Why Canada's Simon Nessman, one of the highest paid male models ever, has left the catwalk
In 2013, Forbes estimated that Simon Nessman was the third-highest-paid model in the world. "I've never made more than a million dollars in a year" he tells us, about their estimate that his salary was $1.1 million USD. But, in that same year, he enrolled in Squamish's Quest University, travelling to class via his sailboat, "Salal", from his home on Vargas Island where he owned a cabin that runs on wind and solar power (there is a gasoline generator as a backup). He scaled back his modelling commitments from once a week to once a month. Now, as the 27-year-old Courtenay, B.C.-native prepares to graduate in April, he talks about why he traded the catwalks of Paris for life on an off-the-grid island.
You've had this amazing career and you are continuing to model for brands such as Versace, Ralph Lauren and Fendi. Why was it important to you to make your education a priority?
I was burning out living in (New York City). I moved to Vargas Island, which is a very remote, off-grid, boat-access place.

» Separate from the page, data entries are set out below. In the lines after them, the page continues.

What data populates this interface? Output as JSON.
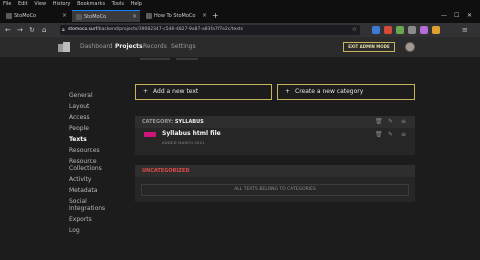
{
  "browser": {
    "menu": [
      "File",
      "Edit",
      "View",
      "History",
      "Bookmarks",
      "Tools",
      "Help"
    ],
    "tabs": [
      {
        "label": "StoMoCo"
      },
      {
        "label": "StoMoCo"
      },
      {
        "label": "How To StoMoCo"
      }
    ],
    "new_tab": "+",
    "url_host": "stomoco.surf",
    "url_path": "/backend/projects/39082347-c546-4827-9a87-a83fa7f7e2c/texts"
  },
  "app": {
    "nav": {
      "dashboard": "Dashboard",
      "projects": "Projects",
      "records": "Records",
      "settings": "Settings"
    },
    "exit_admin": "EXIT ADMIN MODE"
  },
  "sidebar": {
    "items": [
      {
        "label": "General"
      },
      {
        "label": "Layout"
      },
      {
        "label": "Access"
      },
      {
        "label": "People"
      },
      {
        "label": "Texts"
      },
      {
        "label": "Resources"
      },
      {
        "label": "Resource Collections"
      },
      {
        "label": "Activity"
      },
      {
        "label": "Metadata"
      },
      {
        "label": "Social Integrations"
      },
      {
        "label": "Exports"
      },
      {
        "label": "Log"
      }
    ]
  },
  "actions": {
    "add_text": "Add a new text",
    "create_category": "Create a new category",
    "plus": "+"
  },
  "category": {
    "prefix": "CATEGORY:",
    "name": "SYLLABUS",
    "text_title": "Syllabus html file",
    "text_date": "ADDED MARCH 2021"
  },
  "uncategorized": {
    "title": "UNCATEGORIZED",
    "empty_message": "ALL TEXTS BELONG TO CATEGORIES"
  },
  "colors": {
    "accent_gold": "#c8b45a",
    "badge_pink": "#d0157a",
    "uncat_red": "#e04a4a"
  }
}
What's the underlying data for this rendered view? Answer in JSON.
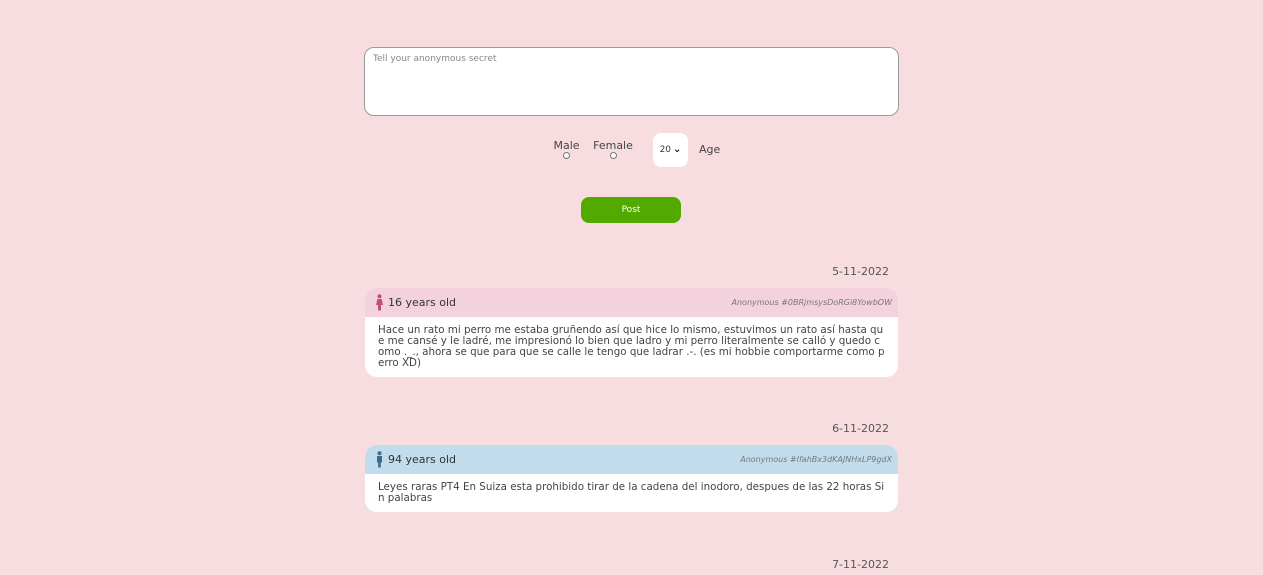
{
  "form": {
    "placeholder": "Tell your anonymous secret",
    "male_label": "Male",
    "female_label": "Female",
    "age_selected": "20",
    "age_label": "Age",
    "post_label": "Post"
  },
  "posts": [
    {
      "date": "5-11-2022",
      "gender": "female",
      "age_text": "16 years old",
      "anon_id": "Anonymous #0BRjmsysDoRGi8YowbOW",
      "body": "Hace un rato mi perro me estaba gruñendo así que hice lo mismo, estuvimos un rato así hasta que me cansé y le ladré, me impresionó lo bien que ladro y mi perro literalmente se calló y quedo como ._., ahora se que para que se calle le tengo que ladrar .-. (es mi hobbie comportarme como perro XD)"
    },
    {
      "date": "6-11-2022",
      "gender": "male",
      "age_text": "94 years old",
      "anon_id": "Anonymous #IfahBx3dKAJNHxLP9gdX",
      "body": "Leyes raras PT4 En Suiza esta prohibido tirar de la cadena del inodoro, despues de las 22 horas Sin palabras"
    },
    {
      "date": "7-11-2022"
    }
  ],
  "colors": {
    "background": "#f8dde0",
    "post_button": "#52a900",
    "female_header": "#f3d2dd",
    "male_header": "#c1dded",
    "female_icon": "#c0506d",
    "male_icon": "#3a6d8e"
  }
}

The decision to go back to school came out of really falling in love with that lifestyle. And realizing that (modelling) was a bit of a selfish pursuit in the end and I should really go off and find a way to share these lessons that I have been learning with other people. Trying to contribute to society in a meaningful way and not just becoming a recluse.
Vargas Island couldn't be more different from New York. Did you like living in New York?
I liked aspects of living in New York. I really appreciate it now for its culture and the music and the art that it has to offer.
While I was in New York a lot of my life revolved around pretending I was not living in New York City. I would drive out to Long Island to go surfing by myself all the time in the winter. I had a little wood shop in Brooklyn and I would spend days sitting in the shop and working on furniture and chairs and building surfboards.
I did enjoy it and I think it was great to move there at 17. I grew up really fast and learned a lot.
Your first shoot was for VMan with (former Yves Saint Laurent creative director) Hedi Slimane, and you were playing basketball in your underwear. You must have been like, what is this job even? What was your reaction to that at 18?
I think I was definitely a little bit uncomfortable in that situation and questioning what I was doing. That came up other times throughout my career, but for the most part I was able to listen to that gut feeling of doing what felt comfortable. That was definitely a strange transition from being a high school jock to all of a sudden being in front of a camera in my underwear for a fashion magazine.
As a model as well as someone who is concerned about the environment, what is your diet like?
I've been kind of lucky to never have to monitor my own diet. I make a point of staying very active…I don't eat a lot of red meat. CO2 emissions from livestock are greater than all transportation-associated CO2 emissions. Beef has the highest CO2 emissions, then pork, then lower down is chicken. I do think about that. I do eat chicken and I do eat fish, but in moderation.
What is coming up for you?
Right now I'm in the process of getting an ecological field station off the ground. Essentially I am creating the Cedar Coast Field Station for researchers and students to come and learn about the local ecology of Clayoquot Sound, which is a UNESCO biosphere reserve. I am giving them an opportunity to learn about that ecology in a nature-based setting.
What kind of mix do you see in the future between modelling and pursuing your interest in environmentalism?
It's an interesting thing that I've been thinking a lot about. I am able to take this career that I have as a fashion model and leverage that into getting this project off the ground. I really appreciate the ability to have a foot in each of these worlds.